Joes’s Super-Fast Pasta | Serves 6 to 8

3 Tbs. olive oil
1/2 cup chopped onion
1 clove garlic through the press
4 cups cherry tomatoes
2 tsp. sea salt
1 tsp. pepper
1 tsp sugar
8 oz. frozen meatless meatballs
1 lb. pasta (we prefer spaghetti)
4 Tbs. grated Parmesan

Heat the olive oil in a large sauté pan. Add the onions and the garlic, and sauté until soft. Add the tomatoes, salt, pepper and sugar. Continue cooking, and as the tomatoes soften, mash them slightly with the back of a spoon. Stir in the frozen meatless meatballs and simmer the sauce 10 minutes, stirring from time to time.
While the sauce is simmering, cook the pasta according to the package directions. Drain well and add the pasta to the simmering sauce. Toss the pasta with the sauce and the Parmesan. Serve warm.








Gideon’s Puree of White Bean Soup | Serves 6 to 8

3 Tbs. olive oil
1/2 cup chopped onion
1/2 cup chopped carrot
1/2 cup chopped celery
3 (14 oz.) cans white beans, drained
4 cups vegetable stock

Heat the olive oil in a deep soup pot. Sauté the onion, carrot and the celery for a minute to coat with the olive oil. Add the stock, bring to a simmer and cook uncovered until the vegetables are soft, about 10 minutes.
Once the vegetables are soft, add the drained beans and simmer a few more minutes to heat the beans through. Puree the soup with a food mill, blender or food processor. You may add additional water or stock if the soup is too thick.








Violet and Julie’s Roasted Winter Squash | Serves 6

3 small squash, such as delicata, cut in half
2 Tbs. walnut oil
1 Tbs. coarse sea salt

Cut the squash in half and scoop out the seeds. Sprinkle the walnut oil and the sea salt over the inside of the squash.
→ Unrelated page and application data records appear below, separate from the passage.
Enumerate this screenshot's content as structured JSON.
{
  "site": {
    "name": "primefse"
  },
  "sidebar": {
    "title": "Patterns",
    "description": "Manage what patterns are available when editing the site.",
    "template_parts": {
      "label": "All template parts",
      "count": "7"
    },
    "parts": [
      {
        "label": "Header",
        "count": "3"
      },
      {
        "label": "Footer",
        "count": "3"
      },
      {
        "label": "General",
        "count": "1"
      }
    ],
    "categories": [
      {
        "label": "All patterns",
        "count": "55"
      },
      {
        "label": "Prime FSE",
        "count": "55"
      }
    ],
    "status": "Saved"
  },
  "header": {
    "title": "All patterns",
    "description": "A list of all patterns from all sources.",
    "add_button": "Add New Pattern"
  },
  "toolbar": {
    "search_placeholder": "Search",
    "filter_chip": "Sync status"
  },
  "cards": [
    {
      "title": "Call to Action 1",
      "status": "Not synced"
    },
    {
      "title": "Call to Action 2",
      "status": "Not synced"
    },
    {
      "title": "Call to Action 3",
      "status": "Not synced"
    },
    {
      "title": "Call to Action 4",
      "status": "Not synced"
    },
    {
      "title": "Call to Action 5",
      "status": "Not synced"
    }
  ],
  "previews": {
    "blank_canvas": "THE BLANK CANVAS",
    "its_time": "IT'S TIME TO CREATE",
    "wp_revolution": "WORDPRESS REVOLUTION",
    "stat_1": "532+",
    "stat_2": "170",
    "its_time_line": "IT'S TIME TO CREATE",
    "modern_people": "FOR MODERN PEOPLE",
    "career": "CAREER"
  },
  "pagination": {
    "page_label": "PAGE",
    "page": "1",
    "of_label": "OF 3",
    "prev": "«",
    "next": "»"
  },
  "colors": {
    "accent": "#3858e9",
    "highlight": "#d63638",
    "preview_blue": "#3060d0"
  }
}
Place the squash, skin side down in an oven-safe baking dish.
Roast the squash in a preheated 425-degree oven for 35 minutes or until soft. Serve warm.








Ruby’s Yukon Gold Potatoes with Butter and Sea Salt | Serves 6

2 lbs. Yukon Gold potatoes, scrubbed and cut into 4-inch pieces
water
fine sea salt and butter to taste

Place the potatoes in a medium soup pot and cover with the water. Bring to a boil, and cook until the potatoes are soft, about 15 minutes. Drain and serve warm with sea salt and butter.








Rebecca Ets-Hokin is a Bay Area cooking teacher and food professional. Her columns alternate with those of Louise Fiszer. Questions and recipe ideas can be sent to j. or to .(JavaScript must be enabled to view this email address)">.(JavaScript must be enabled to view this email address).